* PROBLEM TO WORK ON *
Every record below should be printed exactly, except for the pictures.

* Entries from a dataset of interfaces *
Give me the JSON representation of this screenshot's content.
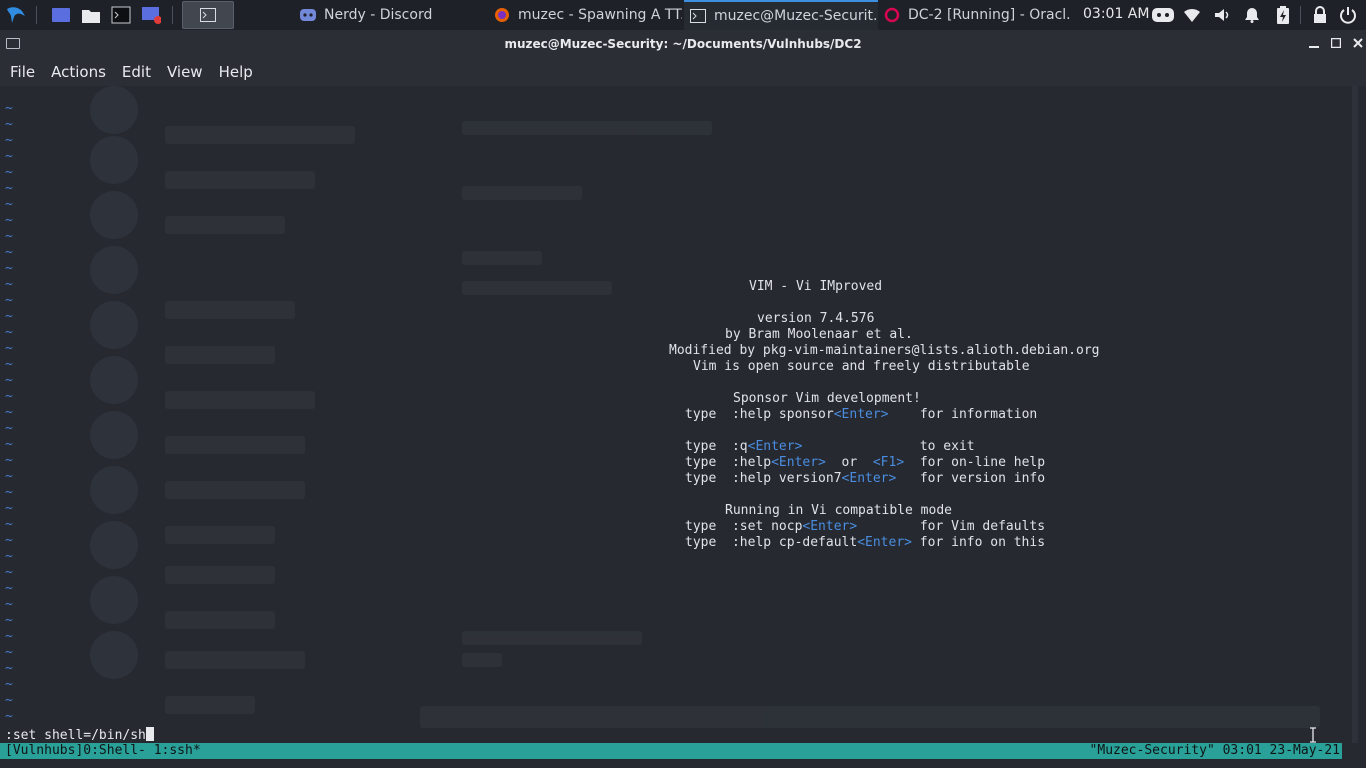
{
  "taskbar": {
    "tasks": [
      {
        "label": "Nerdy - Discord",
        "icon": "discord-icon"
      },
      {
        "label": "muzec - Spawning A TT...",
        "icon": "firefox-icon"
      },
      {
        "label": "muzec@Muzec-Securit...",
        "icon": "terminal-icon",
        "active": true
      },
      {
        "label": "DC-2 [Running] - Oracl...",
        "icon": "debian-icon"
      }
    ],
    "clock": "03:01 AM",
    "tray_icons": [
      "discord-icon",
      "wifi-icon",
      "volume-icon",
      "notification-bell-icon",
      "battery-icon",
      "lock-icon",
      "power-icon"
    ]
  },
  "window": {
    "title": "muzec@Muzec-Security: ~/Documents/Vulnhubs/DC2",
    "controls": [
      "minimize-icon",
      "maximize-icon",
      "close-icon"
    ]
  },
  "menu": {
    "items": [
      "File",
      "Actions",
      "Edit",
      "View",
      "Help"
    ]
  },
  "vim": {
    "tilde": "~",
    "splash": [
      {
        "pad": 37,
        "text": "VIM - Vi IMproved"
      },
      {
        "pad": 0,
        "text": ""
      },
      {
        "pad": 38,
        "text": "version 7.4.576"
      },
      {
        "pad": 34,
        "text": "by Bram Moolenaar et al."
      },
      {
        "pad": 27,
        "text": "Modified by pkg-vim-maintainers@lists.alioth.debian.org"
      },
      {
        "pad": 30,
        "text": "Vim is open source and freely distributable"
      },
      {
        "pad": 0,
        "text": ""
      },
      {
        "pad": 35,
        "text": "Sponsor Vim development!"
      },
      {
        "pad": 29,
        "parts": [
          [
            "type  :help sponsor",
            ""
          ],
          [
            "<Enter>",
            "kbd"
          ],
          [
            "    for information",
            ""
          ]
        ]
      },
      {
        "pad": 0,
        "text": ""
      },
      {
        "pad": 29,
        "parts": [
          [
            "type  :q",
            ""
          ],
          [
            "<Enter>",
            "kbd"
          ],
          [
            "               to exit",
            ""
          ]
        ]
      },
      {
        "pad": 29,
        "parts": [
          [
            "type  :help",
            ""
          ],
          [
            "<Enter>",
            "kbd"
          ],
          [
            "  or  ",
            ""
          ],
          [
            "<F1>",
            "kbd"
          ],
          [
            "  for on-line help",
            ""
          ]
        ]
      },
      {
        "pad": 29,
        "parts": [
          [
            "type  :help version7",
            ""
          ],
          [
            "<Enter>",
            "kbd"
          ],
          [
            "   for version info",
            ""
          ]
        ]
      },
      {
        "pad": 0,
        "text": ""
      },
      {
        "pad": 34,
        "text": "Running in Vi compatible mode"
      },
      {
        "pad": 29,
        "parts": [
          [
            "type  :set nocp",
            ""
          ],
          [
            "<Enter>",
            "kbd"
          ],
          [
            "        for Vim defaults",
            ""
          ]
        ]
      },
      {
        "pad": 29,
        "parts": [
          [
            "type  :help cp-default",
            ""
          ],
          [
            "<Enter>",
            "kbd"
          ],
          [
            " for info on this",
            ""
          ]
        ]
      }
    ],
    "command": ":set shell=/bin/sh"
  },
  "tmux": {
    "left": "[Vulnhubs]0:Shell- 1:ssh*",
    "right": "\"Muzec-Security\" 03:01 23-May-21"
  }
}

* WRITTEN RESPONSE *
Give me the JSON representation of this screenshot's content.
{
  "taskbar": {
    "tasks": [
      {
        "label": "Nerdy - Discord",
        "icon": "discord-icon"
      },
      {
        "label": "muzec - Spawning A TT...",
        "icon": "firefox-icon"
      },
      {
        "label": "muzec@Muzec-Securit...",
        "icon": "terminal-icon",
        "active": true
      },
      {
        "label": "DC-2 [Running] - Oracl...",
        "icon": "debian-icon"
      }
    ],
    "clock": "03:01 AM",
    "tray_icons": [
      "discord-icon",
      "wifi-icon",
      "volume-icon",
      "notification-bell-icon",
      "battery-icon",
      "lock-icon",
      "power-icon"
    ]
  },
  "window": {
    "title": "muzec@Muzec-Security: ~/Documents/Vulnhubs/DC2",
    "controls": [
      "minimize-icon",
      "maximize-icon",
      "close-icon"
    ]
  },
  "menu": {
    "items": [
      "File",
      "Actions",
      "Edit",
      "View",
      "Help"
    ]
  },
  "vim": {
    "tilde": "~",
    "splash": [
      {
        "pad": 37,
        "text": "VIM - Vi IMproved"
      },
      {
        "pad": 0,
        "text": ""
      },
      {
        "pad": 38,
        "text": "version 7.4.576"
      },
      {
        "pad": 34,
        "text": "by Bram Moolenaar et al."
      },
      {
        "pad": 27,
        "text": "Modified by pkg-vim-maintainers@lists.alioth.debian.org"
      },
      {
        "pad": 30,
        "text": "Vim is open source and freely distributable"
      },
      {
        "pad": 0,
        "text": ""
      },
      {
        "pad": 35,
        "text": "Sponsor Vim development!"
      },
      {
        "pad": 29,
        "parts": [
          [
            "type  :help sponsor",
            ""
          ],
          [
            "<Enter>",
            "kbd"
          ],
          [
            "    for information",
            ""
          ]
        ]
      },
      {
        "pad": 0,
        "text": ""
      },
      {
        "pad": 29,
        "parts": [
          [
            "type  :q",
            ""
          ],
          [
            "<Enter>",
            "kbd"
          ],
          [
            "               to exit",
            ""
          ]
        ]
      },
      {
        "pad": 29,
        "parts": [
          [
            "type  :help",
            ""
          ],
          [
            "<Enter>",
            "kbd"
          ],
          [
            "  or  ",
            ""
          ],
          [
            "<F1>",
            "kbd"
          ],
          [
            "  for on-line help",
            ""
          ]
        ]
      },
      {
        "pad": 29,
        "parts": [
          [
            "type  :help version7",
            ""
          ],
          [
            "<Enter>",
            "kbd"
          ],
          [
            "   for version info",
            ""
          ]
        ]
      },
      {
        "pad": 0,
        "text": ""
      },
      {
        "pad": 34,
        "text": "Running in Vi compatible mode"
      },
      {
        "pad": 29,
        "parts": [
          [
            "type  :set nocp",
            ""
          ],
          [
            "<Enter>",
            "kbd"
          ],
          [
            "        for Vim defaults",
            ""
          ]
        ]
      },
      {
        "pad": 29,
        "parts": [
          [
            "type  :help cp-default",
            ""
          ],
          [
            "<Enter>",
            "kbd"
          ],
          [
            " for info on this",
            ""
          ]
        ]
      }
    ],
    "command": ":set shell=/bin/sh"
  },
  "tmux": {
    "left": "[Vulnhubs]0:Shell- 1:ssh*",
    "right": "\"Muzec-Security\" 03:01 23-May-21"
  }
}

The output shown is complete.